● **Task to complete**:
Determine how many lines in the records include "JSON". Write the number and nothing more.

(Beginning of Data supplied)

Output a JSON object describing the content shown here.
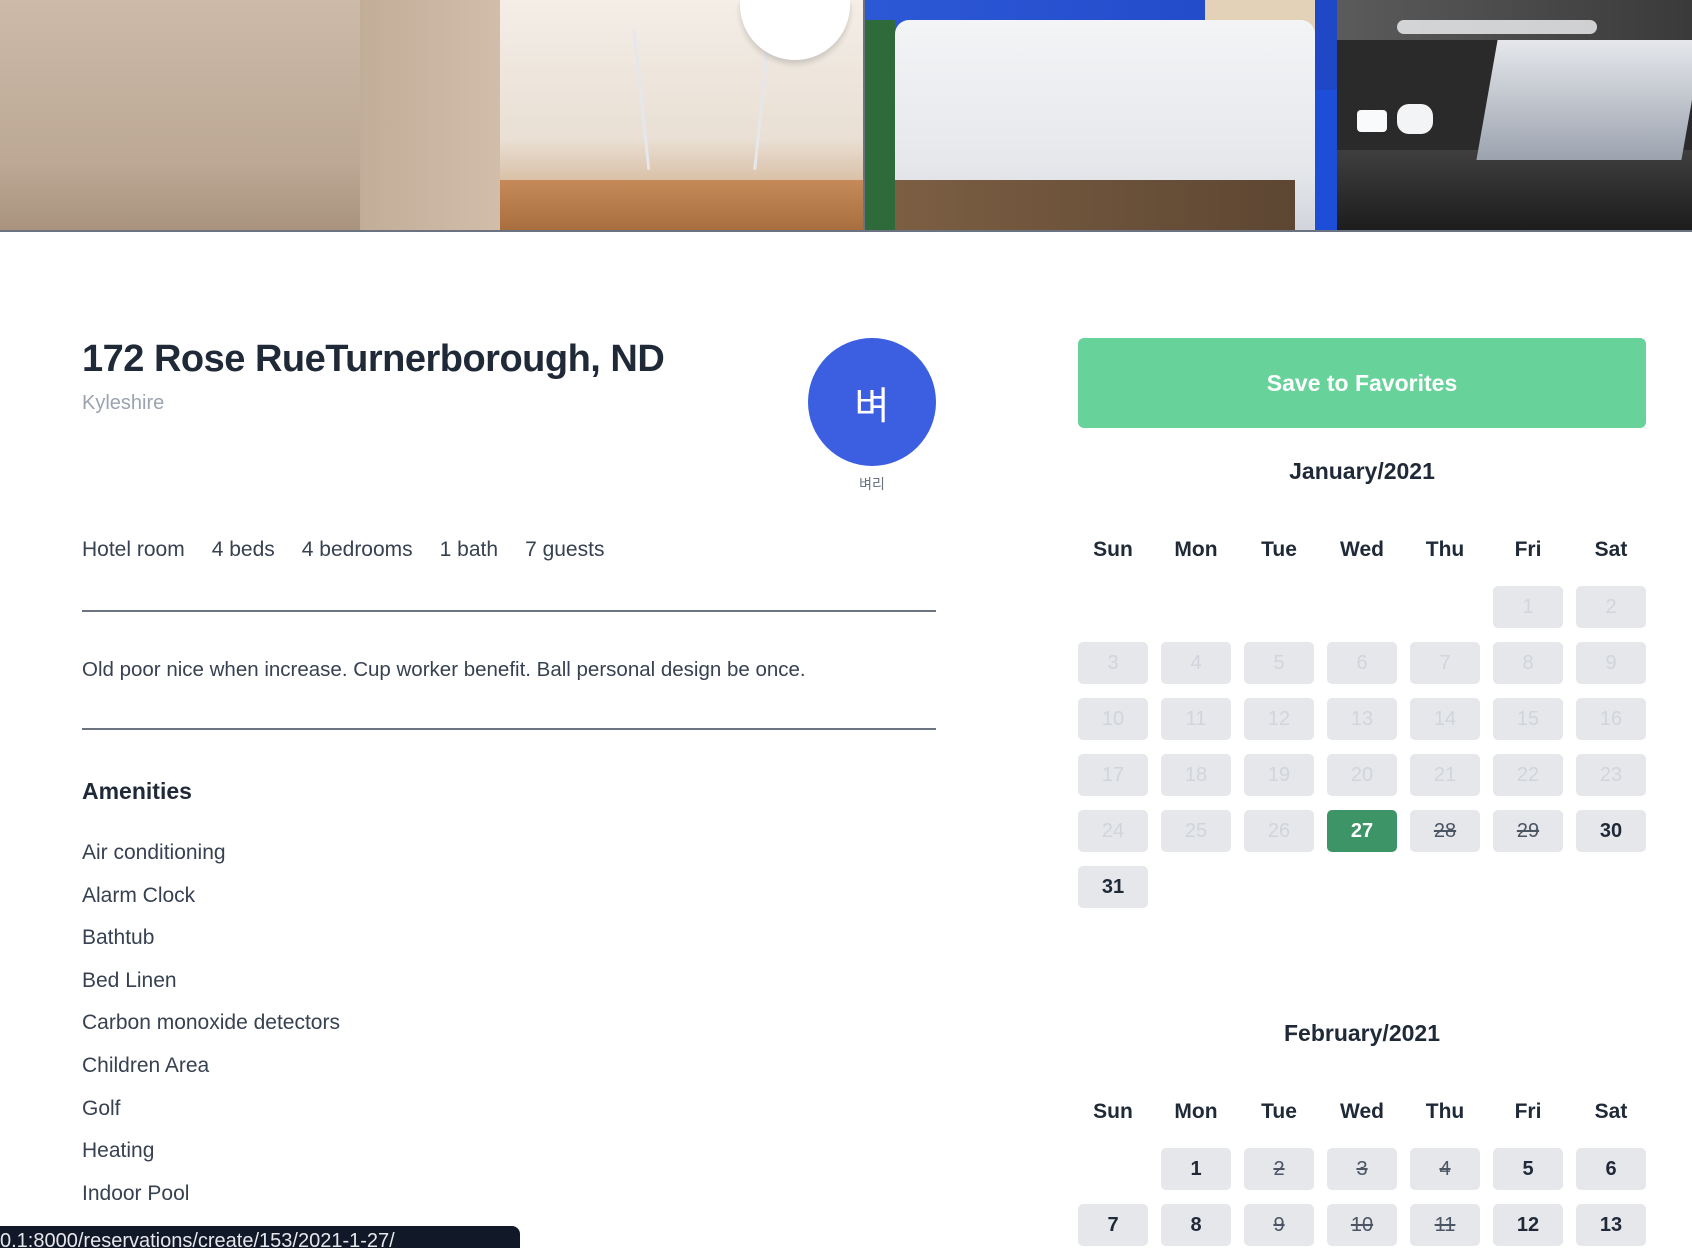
{
  "listing": {
    "title": "172 Rose RueTurnerborough, ND",
    "city": "Kyleshire",
    "host": {
      "avatar_letter": "벼",
      "name": "벼리"
    },
    "specs": [
      "Hotel room",
      "4 beds",
      "4 bedrooms",
      "1 bath",
      "7 guests"
    ],
    "description": "Old poor nice when increase. Cup worker benefit. Ball personal design be once.",
    "amenities_heading": "Amenities",
    "amenities": [
      "Air conditioning",
      "Alarm Clock",
      "Bathtub",
      "Bed Linen",
      "Carbon monoxide detectors",
      "Children Area",
      "Golf",
      "Heating",
      "Indoor Pool"
    ]
  },
  "actions": {
    "save_favorites": "Save to Favorites"
  },
  "status_url": "0.1:8000/reservations/create/153/2021-1-27/",
  "weekdays": [
    "Sun",
    "Mon",
    "Tue",
    "Wed",
    "Thu",
    "Fri",
    "Sat"
  ],
  "calendars": [
    {
      "title": "January/2021",
      "offset": 5,
      "days": [
        {
          "n": "1",
          "state": "past"
        },
        {
          "n": "2",
          "state": "past"
        },
        {
          "n": "3",
          "state": "past"
        },
        {
          "n": "4",
          "state": "past"
        },
        {
          "n": "5",
          "state": "past"
        },
        {
          "n": "6",
          "state": "past"
        },
        {
          "n": "7",
          "state": "past"
        },
        {
          "n": "8",
          "state": "past"
        },
        {
          "n": "9",
          "state": "past"
        },
        {
          "n": "10",
          "state": "past"
        },
        {
          "n": "11",
          "state": "past"
        },
        {
          "n": "12",
          "state": "past"
        },
        {
          "n": "13",
          "state": "past"
        },
        {
          "n": "14",
          "state": "past"
        },
        {
          "n": "15",
          "state": "past"
        },
        {
          "n": "16",
          "state": "past"
        },
        {
          "n": "17",
          "state": "past"
        },
        {
          "n": "18",
          "state": "past"
        },
        {
          "n": "19",
          "state": "past"
        },
        {
          "n": "20",
          "state": "past"
        },
        {
          "n": "21",
          "state": "past"
        },
        {
          "n": "22",
          "state": "past"
        },
        {
          "n": "23",
          "state": "past"
        },
        {
          "n": "24",
          "state": "past"
        },
        {
          "n": "25",
          "state": "past"
        },
        {
          "n": "26",
          "state": "past"
        },
        {
          "n": "27",
          "state": "selected"
        },
        {
          "n": "28",
          "state": "booked"
        },
        {
          "n": "29",
          "state": "booked"
        },
        {
          "n": "30",
          "state": "available"
        },
        {
          "n": "31",
          "state": "available"
        }
      ]
    },
    {
      "title": "February/2021",
      "offset": 1,
      "days": [
        {
          "n": "1",
          "state": "available"
        },
        {
          "n": "2",
          "state": "booked"
        },
        {
          "n": "3",
          "state": "booked"
        },
        {
          "n": "4",
          "state": "booked"
        },
        {
          "n": "5",
          "state": "available"
        },
        {
          "n": "6",
          "state": "available"
        },
        {
          "n": "7",
          "state": "available"
        },
        {
          "n": "8",
          "state": "available"
        },
        {
          "n": "9",
          "state": "booked"
        },
        {
          "n": "10",
          "state": "booked"
        },
        {
          "n": "11",
          "state": "booked"
        },
        {
          "n": "12",
          "state": "available"
        },
        {
          "n": "13",
          "state": "available"
        }
      ]
    }
  ],
  "colors": {
    "accent": "#68d29b",
    "selected": "#3d9466",
    "avatar": "#3b5fe0"
  }
}
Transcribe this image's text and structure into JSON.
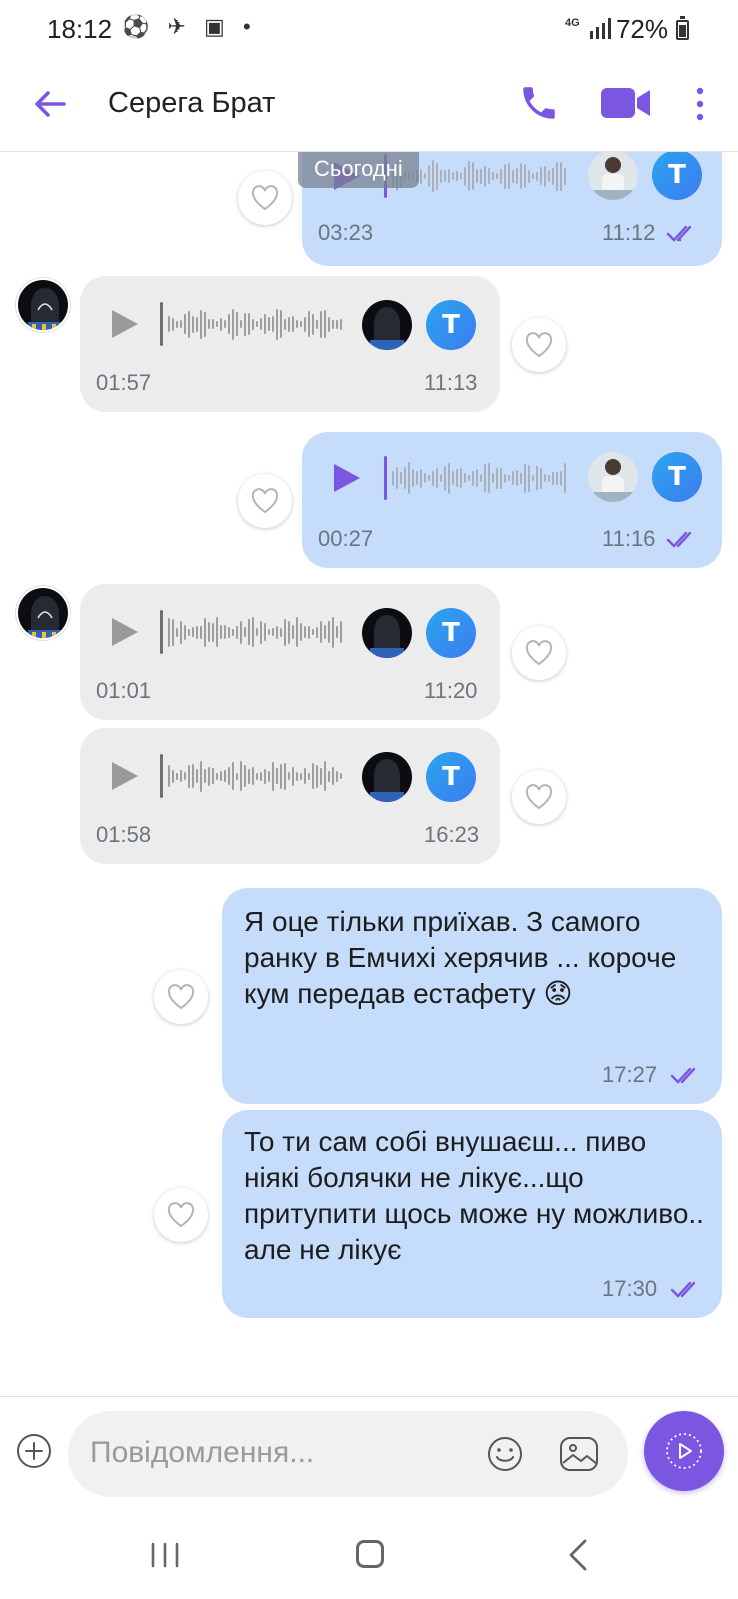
{
  "status_bar": {
    "time": "18:12",
    "notification_icons": "⚽ ✈ ▣ •",
    "network": "4G",
    "battery": "72%",
    "battery_level": 0.72
  },
  "header": {
    "title": "Серега Брат",
    "icons": [
      "back-arrow-icon",
      "phone-icon",
      "video-icon",
      "more-vertical-icon"
    ]
  },
  "date_chip": "Сьогодні",
  "messages": [
    {
      "direction": "out",
      "type": "voice",
      "duration": "03:23",
      "time": "11:12",
      "read": true
    },
    {
      "direction": "in",
      "type": "voice",
      "duration": "01:57",
      "time": "11:13"
    },
    {
      "direction": "out",
      "type": "voice",
      "duration": "00:27",
      "time": "11:16",
      "read": true
    },
    {
      "direction": "in",
      "type": "voice",
      "duration": "01:01",
      "time": "11:20"
    },
    {
      "direction": "in",
      "type": "voice",
      "duration": "01:58",
      "time": "16:23"
    },
    {
      "direction": "out",
      "type": "text",
      "text": "Я оце тільки приїхав. З самого ранку в Емчихі херячив ... короче кум передав естафету 😟",
      "time": "17:27",
      "read": true
    },
    {
      "direction": "out",
      "type": "text",
      "text": "То ти сам собі внушаєш... пиво ніякі болячки не лікує...що притупити щось може ну можливо.. але не лікує",
      "time": "17:30",
      "read": true
    }
  ],
  "badge_letter": "T",
  "composer": {
    "placeholder": "Повідомлення..."
  },
  "colors": {
    "accent": "#7b56e0",
    "outgoing_bubble": "#c6dcfb",
    "incoming_bubble": "#ececec"
  }
}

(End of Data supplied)

● **Task output**:
2